Thursday June 25th


Stock futures drop on continuing virus concern, jump in jobless claims

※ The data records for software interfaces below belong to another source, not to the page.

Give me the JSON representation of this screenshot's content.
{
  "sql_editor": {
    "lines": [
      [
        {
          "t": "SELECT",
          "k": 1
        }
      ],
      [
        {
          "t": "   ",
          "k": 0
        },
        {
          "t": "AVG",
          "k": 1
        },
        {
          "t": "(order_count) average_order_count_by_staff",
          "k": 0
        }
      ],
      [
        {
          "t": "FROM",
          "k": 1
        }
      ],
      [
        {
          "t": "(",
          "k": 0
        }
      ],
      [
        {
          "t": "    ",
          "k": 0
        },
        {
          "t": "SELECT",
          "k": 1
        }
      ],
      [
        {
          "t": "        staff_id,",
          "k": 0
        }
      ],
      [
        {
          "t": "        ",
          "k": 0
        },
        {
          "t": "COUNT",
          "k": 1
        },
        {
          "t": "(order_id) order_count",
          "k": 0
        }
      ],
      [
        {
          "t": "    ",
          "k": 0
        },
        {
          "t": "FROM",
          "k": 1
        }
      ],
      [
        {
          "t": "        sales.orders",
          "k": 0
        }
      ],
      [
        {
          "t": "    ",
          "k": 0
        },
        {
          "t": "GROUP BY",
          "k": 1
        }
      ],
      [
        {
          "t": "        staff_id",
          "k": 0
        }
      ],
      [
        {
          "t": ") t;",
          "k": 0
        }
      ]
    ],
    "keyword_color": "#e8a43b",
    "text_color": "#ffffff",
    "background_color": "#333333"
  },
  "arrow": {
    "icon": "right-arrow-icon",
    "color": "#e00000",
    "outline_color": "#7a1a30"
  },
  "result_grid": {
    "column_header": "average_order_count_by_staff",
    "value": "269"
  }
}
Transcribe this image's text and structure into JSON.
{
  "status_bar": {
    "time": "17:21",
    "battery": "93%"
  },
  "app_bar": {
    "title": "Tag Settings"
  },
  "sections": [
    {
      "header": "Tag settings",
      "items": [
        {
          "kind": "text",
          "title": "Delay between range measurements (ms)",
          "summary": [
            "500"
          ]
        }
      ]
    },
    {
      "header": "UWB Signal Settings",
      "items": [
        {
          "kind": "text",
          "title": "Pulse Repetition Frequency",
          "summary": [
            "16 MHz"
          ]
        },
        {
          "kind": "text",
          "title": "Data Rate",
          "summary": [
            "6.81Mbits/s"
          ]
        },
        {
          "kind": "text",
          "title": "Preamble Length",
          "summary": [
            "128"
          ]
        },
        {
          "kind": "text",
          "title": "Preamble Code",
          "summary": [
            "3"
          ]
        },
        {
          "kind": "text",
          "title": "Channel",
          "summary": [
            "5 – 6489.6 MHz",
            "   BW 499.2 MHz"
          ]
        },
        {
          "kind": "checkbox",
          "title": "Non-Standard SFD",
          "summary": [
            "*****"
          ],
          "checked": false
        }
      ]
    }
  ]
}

U.S. stock index futures were under pressure again on Thursday following the release of disappointing unemployment data while traders grappled with a rising number of coronavirus cases. Futures on the Dow Jones Industrial Average dropped 174 points, or 0.7%. S&P 500 futures slid 0.6% and Nasdaq-100 futures lost 0.1%. An additional 1.48 million Americans filed for unemployment benefits last week, the Labor Department said. Economists polled by Dow Jones expected a print of 1.35 million. This marks the second straight week that U.S. jobless claims data were worse than expected. Futures fell to their morning lows after the data were released. However, they quickly recovered from those levels as continuing claims fell by more than 700,000 last week. More than 45,000 new coronavirus cases were confirmed on Wednesday, a record that surpassed the previous April 26 peak by over 9,000 cases, according to an NBC News tally. States such as Texas, Florida, California and Arizona have all seen major spikes. New York, New Jersey and Connecticut also ordered visitors from certain hotspot states to quarantine for 14 days. This resurgence led Apple to re-close some stores in Houston, where intensive-care unit beds are near capacity. It also prompted Disney to delay the reopening of its California-based parks beyond July 17. Shares of companies that would benefit from the economy reopening were under pressure in early trading. Airlines such as American, Delta and United all fell more than 4%. Norwegian Cruise Line slid 8.5%. The negative headlines sent the market into a downward spiral on Wednesday. The Dow dropped about 700 points, while the S&P 500 and the Nasdaq fell 2.5% and 2.1%, respectively. All three benchmarks posted their worst day since June 11. The tech-heavy Nasdaq also snapped an eight-day winning streak. “The market has been optimistic that the economy is re-opening and that life would get somewhat back to normal, but the virus may have other ideas,” Chris Zaccarelli, chief investment officer at Independent Advisor Alliance, said in an email. “The market has again gotten caught up in the crossfire of increasing numbers of Covid-19 cases, trade protectionism and politics.” The Trump administration is considering new tariffs on $3.1 billion exports from France, Germany, Spain and the U.K., according to a notice from the U.S. Trade Representative released Tuesday evening. The new duties on olives, beer, gin and trucks can be up to 100%. Stocks in Asia Pacific dropped on Thursday after the International Monetary Fund slashed its economic forecasts again. South Korea’s Kospi also saw a substantial decline as it dropped 2.27% to end its trading day at 2,112.37. In Japan, the Nikkei 225 slipped 1.22% to close at 22,259.79 while the Topix index shed 1.18% on the day to 1,561.85. Oil prices slipped on Thursday, extending losses of more than 5% in the previous session, weighed down by record high U.S. crude inventories and worries that a rapid resurgence in Covid-19 cases could choke a revival in fuel demand. U.S. West Texas Intermediate (WTI) crude futures fell 57 cents, or 1.5%, to $37.43 per barrel on Thursday, after dropping $2.36 on Wednesday. Brent crude futures fell 43 cents, or 1.07%, to $39.88 per barrel after falling $2.32 on Wednesday. A day earlier, the benchmark contract hit its highest price since early March, just before pandemic lockdowns and a Saudi-Russian price war slammed markets. Gold held firm on Thursday, after hitting a nearly eight-year high in the last session, as an upsurge in global coronavirus cases drove safe-haven buying. Spot gold was up 0.3% at $1,765.94 per ounce, in sight of the peak of $1,779.06 reached on Wednesday, which was its highest since October 2012. U.S. gold futures rose 0.1% to $1,777.20.